TASK OBJECTIVE: In the entries that follow, how many lines contain the word "Surprise"? Answer with the number only.
--------------------
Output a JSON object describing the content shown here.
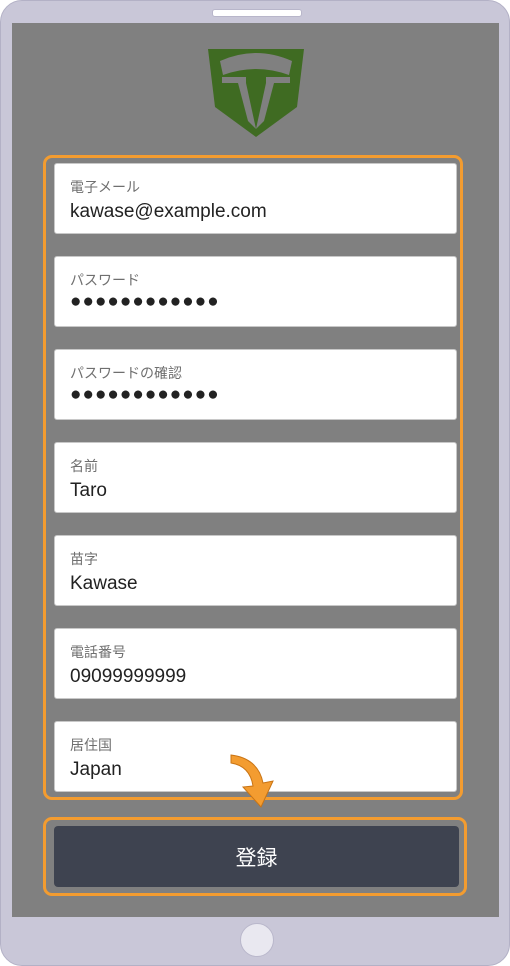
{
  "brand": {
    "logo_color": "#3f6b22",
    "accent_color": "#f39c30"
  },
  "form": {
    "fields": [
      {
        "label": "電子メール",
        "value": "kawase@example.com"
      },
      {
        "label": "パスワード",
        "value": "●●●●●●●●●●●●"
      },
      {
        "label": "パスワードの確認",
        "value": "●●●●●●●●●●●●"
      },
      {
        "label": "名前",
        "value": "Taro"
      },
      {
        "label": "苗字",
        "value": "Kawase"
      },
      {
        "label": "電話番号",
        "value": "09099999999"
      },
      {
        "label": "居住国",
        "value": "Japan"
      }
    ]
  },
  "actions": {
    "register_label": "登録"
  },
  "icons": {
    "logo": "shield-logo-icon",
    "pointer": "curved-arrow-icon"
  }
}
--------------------
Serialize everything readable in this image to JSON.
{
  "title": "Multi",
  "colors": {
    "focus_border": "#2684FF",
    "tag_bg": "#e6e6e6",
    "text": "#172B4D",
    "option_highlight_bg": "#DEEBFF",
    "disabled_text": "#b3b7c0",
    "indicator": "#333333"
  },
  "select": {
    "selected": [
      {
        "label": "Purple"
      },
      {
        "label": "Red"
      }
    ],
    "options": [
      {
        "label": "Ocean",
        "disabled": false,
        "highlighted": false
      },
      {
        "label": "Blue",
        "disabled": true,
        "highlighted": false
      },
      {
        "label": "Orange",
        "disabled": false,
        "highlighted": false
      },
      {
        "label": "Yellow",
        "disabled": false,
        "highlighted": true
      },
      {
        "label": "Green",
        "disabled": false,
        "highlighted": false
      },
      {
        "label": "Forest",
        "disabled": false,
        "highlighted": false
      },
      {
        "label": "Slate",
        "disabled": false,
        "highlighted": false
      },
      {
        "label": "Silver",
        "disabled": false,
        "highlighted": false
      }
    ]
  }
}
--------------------
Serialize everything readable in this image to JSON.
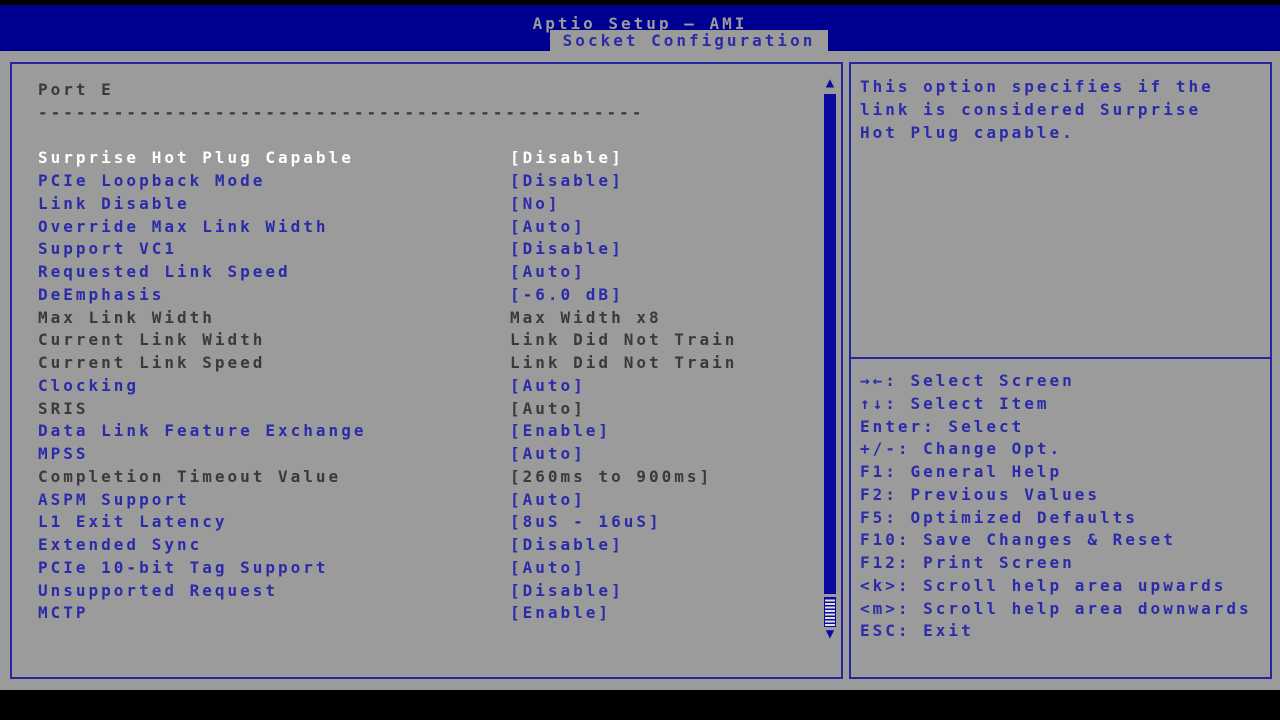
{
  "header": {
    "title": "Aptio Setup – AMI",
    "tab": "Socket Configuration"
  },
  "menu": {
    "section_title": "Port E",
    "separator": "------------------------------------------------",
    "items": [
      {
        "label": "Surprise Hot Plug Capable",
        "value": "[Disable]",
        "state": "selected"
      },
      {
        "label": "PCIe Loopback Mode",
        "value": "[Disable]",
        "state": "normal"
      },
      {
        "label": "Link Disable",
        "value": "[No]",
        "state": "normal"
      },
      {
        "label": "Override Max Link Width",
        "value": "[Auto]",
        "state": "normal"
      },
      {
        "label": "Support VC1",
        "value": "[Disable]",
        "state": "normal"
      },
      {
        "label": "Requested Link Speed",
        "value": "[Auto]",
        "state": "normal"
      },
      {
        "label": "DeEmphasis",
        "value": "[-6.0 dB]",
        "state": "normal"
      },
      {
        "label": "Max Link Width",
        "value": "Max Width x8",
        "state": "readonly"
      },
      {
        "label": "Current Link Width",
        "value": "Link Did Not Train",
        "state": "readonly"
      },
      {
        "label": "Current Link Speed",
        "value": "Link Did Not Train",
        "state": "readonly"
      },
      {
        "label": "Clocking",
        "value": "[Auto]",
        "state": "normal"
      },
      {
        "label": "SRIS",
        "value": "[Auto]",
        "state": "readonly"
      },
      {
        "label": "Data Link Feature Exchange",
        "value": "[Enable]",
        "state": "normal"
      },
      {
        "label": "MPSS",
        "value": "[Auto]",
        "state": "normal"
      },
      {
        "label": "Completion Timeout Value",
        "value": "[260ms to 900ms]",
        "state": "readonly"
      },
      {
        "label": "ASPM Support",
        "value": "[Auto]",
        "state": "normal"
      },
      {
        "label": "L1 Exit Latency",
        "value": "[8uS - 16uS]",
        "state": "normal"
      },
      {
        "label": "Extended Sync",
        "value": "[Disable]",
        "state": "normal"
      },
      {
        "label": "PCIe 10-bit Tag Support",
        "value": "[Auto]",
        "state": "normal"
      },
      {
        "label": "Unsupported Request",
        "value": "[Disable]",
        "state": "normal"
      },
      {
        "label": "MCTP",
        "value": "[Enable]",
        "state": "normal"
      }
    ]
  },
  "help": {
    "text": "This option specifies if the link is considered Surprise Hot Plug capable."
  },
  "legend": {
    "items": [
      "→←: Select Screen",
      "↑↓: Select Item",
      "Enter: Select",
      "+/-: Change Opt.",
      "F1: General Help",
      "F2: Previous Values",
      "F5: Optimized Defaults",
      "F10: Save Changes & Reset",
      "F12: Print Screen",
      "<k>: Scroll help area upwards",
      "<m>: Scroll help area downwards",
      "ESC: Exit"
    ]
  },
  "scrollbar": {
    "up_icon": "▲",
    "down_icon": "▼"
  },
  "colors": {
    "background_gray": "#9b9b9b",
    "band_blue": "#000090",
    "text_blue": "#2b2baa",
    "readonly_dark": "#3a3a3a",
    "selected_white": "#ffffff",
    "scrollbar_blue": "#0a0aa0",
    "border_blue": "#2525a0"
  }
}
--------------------
ANSWER SECTION: 2